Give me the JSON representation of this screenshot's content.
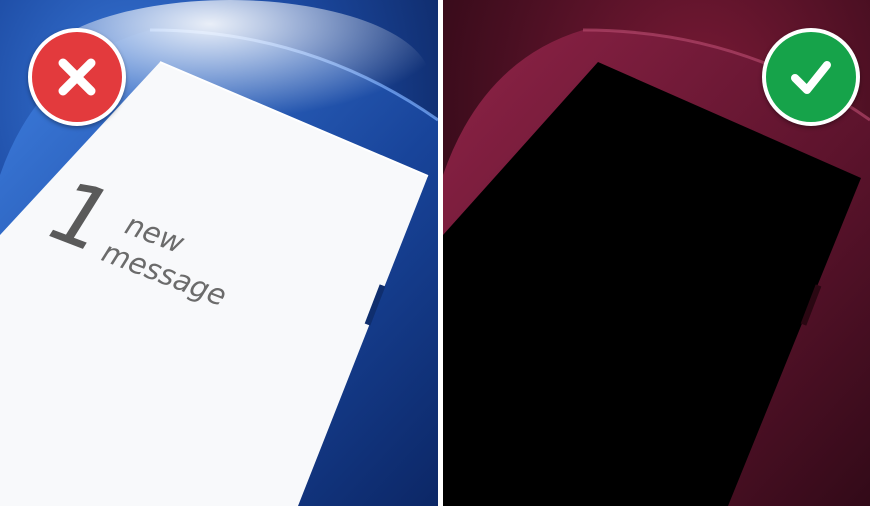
{
  "comparison": {
    "bad": {
      "icon": "cross-icon",
      "color": "#e33a3d",
      "screen": {
        "number": "1",
        "line1": "new",
        "line2": "message"
      },
      "background": "#1f4a9e"
    },
    "good": {
      "icon": "check-icon",
      "color": "#16a34a",
      "background": "#5e1428"
    }
  }
}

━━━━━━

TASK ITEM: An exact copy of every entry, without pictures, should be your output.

RESPONSE TO THE TASK:
Give me the JSON representation of this screenshot's content.
{
  "comparison": {
    "bad": {
      "icon": "cross-icon",
      "color": "#e33a3d",
      "screen": {
        "number": "1",
        "line1": "new",
        "line2": "message"
      },
      "background": "#1f4a9e"
    },
    "good": {
      "icon": "check-icon",
      "color": "#16a34a",
      "background": "#5e1428"
    }
  }
}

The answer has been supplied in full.